Administrative divisions 9 provinces and 1 capital territory*; Central, Choiseul, Guadalcanal, Honiara*, Isabel, Makira, Malaita, Rennell and Bellona, Temotu, Western 2013
Capital city > Geographic coordinates 9 26 S, 159 57 E 2008
Constitution adopted 31 May 1978, effective 7 July 1978; amended several times, last in 2010 2012
Executive branch > Cabinet Cabinet consists of 20 members appointed by the governor general on the advice of the prime minister from among the members of parliament 2013
Executive branch > Head of government Prime Minister Gordon Darcy LILO (since 16 November 2011) 2013
Government corruption rating 3 2009 42nd out of 74
Government type parliamentary democracy and a Commonwealth realm 2013
Independence 7 July 1978 (from the UK) 2013
International organization participation ACP, ADB, AOSIS, C, EITI (candidate country), ESCAP, FAO, G-77, IBRD, ICAO, ICRM, IDA, IFAD, IFC, IFRCS, ILO, IMF, IMO, IOC, ITU, MIGA, OPCW, PIF, Sparteca, SPC, UN, UNCTAD, UNESCO, UPU, WFTU, WHO, WMO, WTO 2013
Judicial branch Court of Appeal 2012
Legal system mixed legal system of English common law and customary law 2013
Legislative branch unicameral National Parliament 2011
Political parties and leaders Direct Development Party or DDP [Dick HA'AMORI]
Independent Democratic Party or IDP [Snyder RINI]
People's Alliance Party or PAP [James MEKAB]
People's Congress Party or PCP [Fred FONO]
People's Federation Party or PFP [Rudolf DORA]
Ownership, Unity, and Responsibility Party or OUR [Manasseh SOGAVARE]
Reform Democratic Party or RDP [Danny PHILIP]
Rural and Urban Political Party or RUPP [Samuel MANETOALI]
Solomon Islands Democratic Party or SIDP [Steve ABANA]
Solomon Islands Liberal Party or SILP [Derek SIKUA]
Solomon Islands National Party or SINP [Francis HILLY]
Solomon Islands Party for Rural Advancement or SIPRA [Job D. TAUSINGA]
United Party [Sir Peter KENILOREA]
Political pressure groups and leaders Isatabu Freedom Movement (IFM)
Malaita Eagle Force (MEF)
Suffrage 21 years of age; universal 2013

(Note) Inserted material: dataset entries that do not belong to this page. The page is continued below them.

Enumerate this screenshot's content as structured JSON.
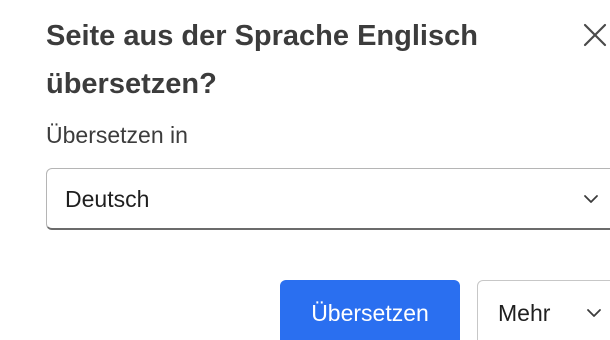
{
  "dialog": {
    "title": "Seite aus der Sprache Englisch übersetzen?",
    "close_icon": "close-icon"
  },
  "target_language": {
    "label": "Übersetzen in",
    "selected": "Deutsch",
    "chevron_icon": "chevron-down-icon"
  },
  "actions": {
    "translate_label": "Übersetzen",
    "more_label": "Mehr",
    "more_chevron_icon": "chevron-down-icon"
  },
  "colors": {
    "primary": "#2a6ff0",
    "text": "#3c3c3c",
    "border": "#b5b5b5"
  }
}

SOURCES: CIA World Factbooks 18 December 2003 to 28 March 2011; World Bank Group, CPIA database (http://www.worldbank.org/ida).


"Solomon Islands Government Stats", NationMaster. Retrieved from http://www.nationmaster.com/country-info/profiles/Solomon-Islands/Government


Solomon Islands politics being characterized by fluid coalitions bears no relation to the education levels of the country’s leaders. It merely indicates that no single political party is able to win a majority of the seats in parliament or establish a firm coalition with another party.

In order to pass legislation, the government (the party with the most seats) must persuade some of the members of other parties to vote along with it. If there were two parties with several common goals or ideals, they might form a longstanding coalition. If such a coalition cannot be formed, the ruling party must attract enough votes for pieces of legislation on a case-by-case basis, usually by promising to pass a law desired by the coalition partners or providing some other benefit.

The “fluidity” of the coalitions refers to the fact that they are not static, but constantly changing.

Posted on 30 Mar 2005

Ian Graham, Staff Editor

Ian Graham, Staff Editor